Search each line of the data for the word "xlabel"; copy every line where it is found.
========================
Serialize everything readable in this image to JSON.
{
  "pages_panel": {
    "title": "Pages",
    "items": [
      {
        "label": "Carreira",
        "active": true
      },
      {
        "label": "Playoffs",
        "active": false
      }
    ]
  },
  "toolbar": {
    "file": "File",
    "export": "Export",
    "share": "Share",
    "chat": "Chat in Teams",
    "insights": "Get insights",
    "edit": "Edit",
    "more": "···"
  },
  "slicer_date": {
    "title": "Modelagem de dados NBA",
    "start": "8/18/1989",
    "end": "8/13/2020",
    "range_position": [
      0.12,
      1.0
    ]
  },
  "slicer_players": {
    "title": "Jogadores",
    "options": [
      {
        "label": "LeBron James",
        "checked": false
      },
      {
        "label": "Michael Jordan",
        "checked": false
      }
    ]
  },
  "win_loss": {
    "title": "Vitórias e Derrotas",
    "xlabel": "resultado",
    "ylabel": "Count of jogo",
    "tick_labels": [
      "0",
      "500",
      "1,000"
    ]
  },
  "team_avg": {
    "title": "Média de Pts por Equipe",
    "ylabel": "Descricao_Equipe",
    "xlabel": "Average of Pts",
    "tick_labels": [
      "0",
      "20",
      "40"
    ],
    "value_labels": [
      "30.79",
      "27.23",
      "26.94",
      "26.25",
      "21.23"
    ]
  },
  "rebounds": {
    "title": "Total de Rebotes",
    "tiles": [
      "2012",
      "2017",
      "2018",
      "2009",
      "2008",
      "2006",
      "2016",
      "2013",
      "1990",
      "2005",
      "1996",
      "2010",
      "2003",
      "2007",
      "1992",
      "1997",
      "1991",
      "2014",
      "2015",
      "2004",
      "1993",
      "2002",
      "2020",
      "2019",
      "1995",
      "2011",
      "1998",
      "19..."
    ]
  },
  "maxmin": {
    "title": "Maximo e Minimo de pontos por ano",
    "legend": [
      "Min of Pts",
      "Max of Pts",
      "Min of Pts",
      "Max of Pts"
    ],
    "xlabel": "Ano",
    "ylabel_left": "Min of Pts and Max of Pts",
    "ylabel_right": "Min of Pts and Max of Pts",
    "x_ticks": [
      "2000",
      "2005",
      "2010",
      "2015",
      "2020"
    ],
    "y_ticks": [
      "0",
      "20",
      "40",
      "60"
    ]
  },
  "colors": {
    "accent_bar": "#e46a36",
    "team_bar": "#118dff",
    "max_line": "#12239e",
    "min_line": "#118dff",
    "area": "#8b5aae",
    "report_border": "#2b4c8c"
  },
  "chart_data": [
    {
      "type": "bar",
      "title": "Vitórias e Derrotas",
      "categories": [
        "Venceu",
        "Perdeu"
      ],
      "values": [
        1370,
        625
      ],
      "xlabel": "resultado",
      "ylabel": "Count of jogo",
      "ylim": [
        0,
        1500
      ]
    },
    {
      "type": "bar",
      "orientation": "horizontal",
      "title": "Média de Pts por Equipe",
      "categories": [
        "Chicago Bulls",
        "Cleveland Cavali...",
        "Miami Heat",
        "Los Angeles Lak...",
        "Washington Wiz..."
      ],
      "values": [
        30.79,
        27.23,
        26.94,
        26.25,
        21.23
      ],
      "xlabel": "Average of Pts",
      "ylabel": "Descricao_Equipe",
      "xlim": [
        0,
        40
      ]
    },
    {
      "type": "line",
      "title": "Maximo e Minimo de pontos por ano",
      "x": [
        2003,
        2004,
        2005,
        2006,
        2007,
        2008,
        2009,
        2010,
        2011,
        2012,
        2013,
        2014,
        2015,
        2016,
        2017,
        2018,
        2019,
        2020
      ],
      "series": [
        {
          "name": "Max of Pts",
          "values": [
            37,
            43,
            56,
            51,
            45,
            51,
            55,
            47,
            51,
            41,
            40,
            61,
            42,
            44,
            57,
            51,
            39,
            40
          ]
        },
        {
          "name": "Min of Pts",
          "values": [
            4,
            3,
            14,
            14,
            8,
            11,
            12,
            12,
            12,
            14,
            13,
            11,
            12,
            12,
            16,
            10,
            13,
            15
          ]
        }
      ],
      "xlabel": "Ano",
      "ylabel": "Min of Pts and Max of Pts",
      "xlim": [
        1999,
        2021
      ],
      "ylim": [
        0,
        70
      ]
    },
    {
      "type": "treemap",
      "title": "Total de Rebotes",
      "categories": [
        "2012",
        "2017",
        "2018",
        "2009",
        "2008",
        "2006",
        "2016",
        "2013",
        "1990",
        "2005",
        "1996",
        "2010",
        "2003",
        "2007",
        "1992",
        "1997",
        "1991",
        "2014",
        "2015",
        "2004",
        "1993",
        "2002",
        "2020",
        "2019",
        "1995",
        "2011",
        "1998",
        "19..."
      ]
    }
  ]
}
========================
- ANSWER TO THE PROBLEM:
    "xlabel": "resultado",
    "xlabel": "Average of Pts",
    "xlabel": "Ano",
      "xlabel": "resultado",
      "xlabel": "Average of Pts",
      "xlabel": "Ano",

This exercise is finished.